I was raised by my paternal grandmother’s sister for most of my life. It is my understanding that when I was a baby I was pretty much just handed over to my great aunt. Maybe there was a period of a few months or so when my parents gave raising me a try, but who knows.
When I was little I used to wonder sometimes why my mother and father couldn’t be bothered to raise me themselves. Weren’t parents supposed to love and nurture their children? How could a mother carry a life inside of her for nine months and not move heaven and earth to provide for that child? What kind of father could live with himself and call himself a man if he wasn’t doing everything in his power to protect the fruit of his loins? Why were their vices so much more important than me? It’s a difficult thing for a child to reconcile.
What makes some people fit to rear children and do the tough work of parenting and others not? And why does God make it so that two people can conceive a baby and yet not have the mental and physical strength and the courage that it takes to love and raise that baby?
Somewhere around middle school I came to the conclusion that my parents had done me a solid.
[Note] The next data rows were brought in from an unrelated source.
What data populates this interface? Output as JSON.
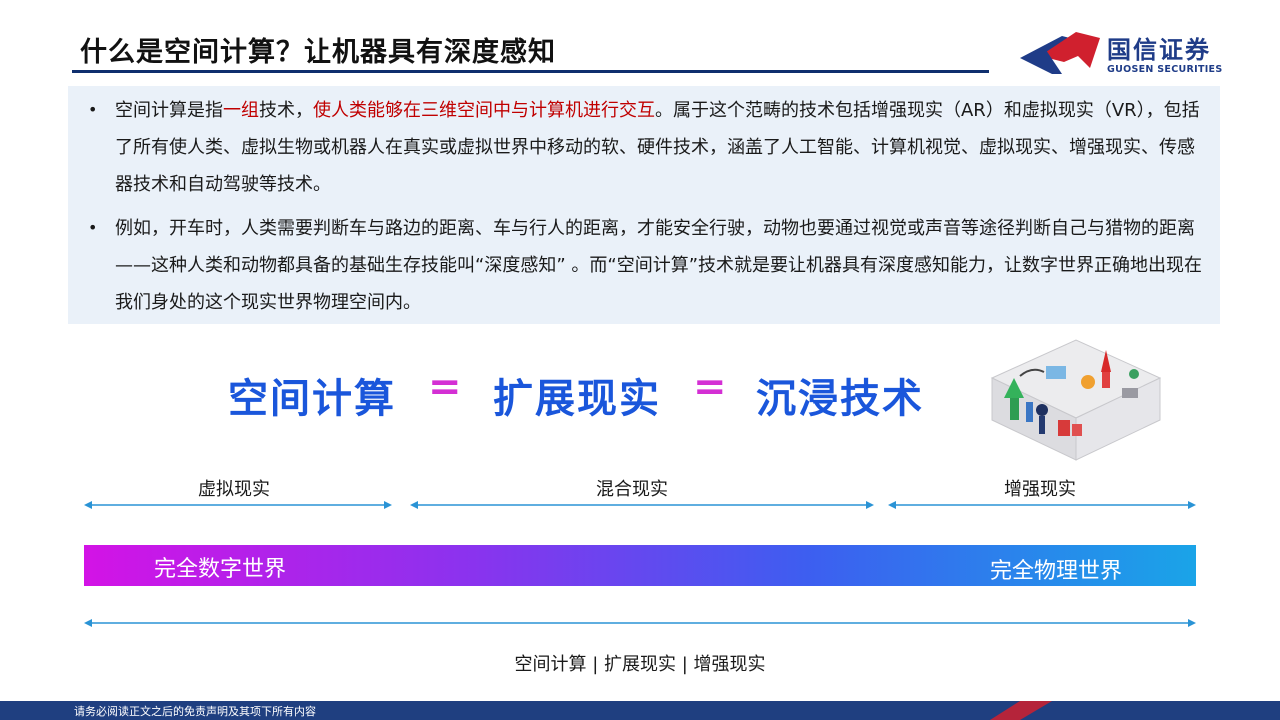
{
  "header": {
    "title": "什么是空间计算？让机器具有深度感知",
    "logo_cn": "国信证券",
    "logo_en": "GUOSEN SECURITIES"
  },
  "bullets": [
    {
      "marker": "•",
      "segments": [
        {
          "text": "空间计算是指",
          "red": false
        },
        {
          "text": "一组",
          "red": true
        },
        {
          "text": "技术，",
          "red": false
        },
        {
          "text": "使人类能够在三维空间中与计算机进行交互",
          "red": true
        },
        {
          "text": "。属于这个范畴的技术包括增强现实（AR）和虚拟现实（VR），包括了所有使人类、虚拟生物或机器人在真实或虚拟世界中移动的软、硬件技术，涵盖了人工智能、计算机视觉、虚拟现实、增强现实、传感器技术和自动驾驶等技术。",
          "red": false
        }
      ]
    },
    {
      "marker": "•",
      "segments": [
        {
          "text": "例如，开车时，人类需要判断车与路边的距离、车与行人的距离，才能安全行驶，动物也要通过视觉或声音等途径判断自己与猎物的距离——这种人类和动物都具备的基础生存技能叫“深度感知” 。而“空间计算”技术就是要让机器具有深度感知能力，让数字世界正确地出现在我们身处的这个现实世界物理空间内。",
          "red": false
        }
      ]
    }
  ],
  "equation": {
    "term1": "空间计算",
    "term2": "扩展现实",
    "term3": "沉浸技术",
    "sign": "="
  },
  "segments": {
    "vr": "虚拟现实",
    "mr": "混合现实",
    "ar": "增强现实"
  },
  "spectrum": {
    "left": "完全数字世界",
    "right": "完全物理世界",
    "colors": [
      "#d313e6",
      "#8a33ee",
      "#3d5ef0",
      "#1aa4e8"
    ]
  },
  "bottom_label": "空间计算 | 扩展现实 | 增强现实",
  "footer": "请务必阅读正文之后的免责声明及其项下所有内容",
  "colors": {
    "accent_blue": "#1a56db",
    "equals_magenta": "#d42fd4",
    "highlight_red": "#c00000",
    "navy": "#1f3f80",
    "arrow": "#2a93d5"
  }
}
I was loved, happy, and thriving academically under the care of my great aunt, who I will hence forth refer to as Mama because she was for all intents and purposes my mama, and I referred to her as such.
Mama instilled in me a love of education and a sense of gratitude that has made me the woman I am today. Growing up there were always times when there were too many of us (I wasn’t the only child Mama took in after having raised her own children long beforehand) and not enough of something, but I never lacked for love and support. Meanwhile my parents, who I crossed paths with every once in a while, were both in and out of unstable relationships and fighting addictions and demons. Even through the eyes of a child I could tell they were unhealthy, in many ways, and unhappy, and I was better off where I was. God had seen to it that I had exactly what I needed. I eventually let go of my hurt and anger with the realization that they actually made one good parenting decision by deciding that neither one of them was fit to raise me and by leaving me with someone who was willing to parent me and always had enough room in her house and love in her heart to do so.
When we made the decision to start a family and I got pregnant I started having some thoughts that really scared me. What if there is something genetic about being a bad parent? What if because my parents were crappy parents I would be predisposed to being a crappy mother? Do bad (absent, selfish, neglectful, etc.) parents breed bad parents? What if I would get frustrated with a crying baby, or life in general, and just up and bail? What if I was doomed to give up or fall prey to some vice? What if I couldn’t love a child like a parent was supposed to because my own parents had never shown me how?
When the doctor first placed my daughter in my arms I felt like he had literally taken my heart out of my body and laid it on my chest. I knew at that moment I would never love anyone the same way I loved her. How amazing it is that God can allow a person to love another person at first sight immediately and wholly like that. And later when I thought back on that special moment I became confused all over again about my own parents and their ability to just walk away.
As irrational as it may seem, sometimes I find myself being hard on myself as a parent because I still fear I am destined to turn into my parents. I have never had the desire to walk away from my daughter or turn her in for anything else, and yet in the back of my mind I am always worried that the desire is there waiting to rear its ugly head.
I sometimes look for validation from others that I am being a good mom or confirmation that a “mommy fail” doesn’t make me a bad parent. Sometimes I get frustrated but I don’t allow myself to step away from the situation that has me frustrated. I know that I probably should take a time out and come back to it with a cool head. But I fear that if I start to walk away to cool down that something beyond my control will keep pushing me along until I have walked out of the picture entirely.
I know I am a good mother. I know my daughter is loved and happy. I have always done whatever I had to do and sacrificed whatever was necessary to make sure she has what she needs. And still I can’t shake that little voice in my head that is waiting for me to fail.
Sometimes when I decline invitations or cancel plans I remind myself and others that my parents never made me a priority and so I have to make my daughter my first priority. I think some people take that explanation as a cop out. Surely I am able to handle parenting and xyz, I just don’t want to they think. But for me it has to do with, at least partially, this nagging feeling that I have that if I allow myself to take on too much and get overwhelmed I might abandon my child. And I know what it’s like to be an abandoned child.
I don’t know what to do with that nagging feeling. I continue to try and stomp it down when it rears its ugly head. Sometimes I physically have to do the get-behind-me-Satan push. I know I’m not the only one who sometimes questions her parenting ability based on the relationship, of lack thereof, that she has with her parents. So if you are reading this because you also worry that having bad parents might make you a bad parent know that you are not alone. And that you even care enough to be concerned about such a thing makes you a caring, conscious (and therefore not bad) parent.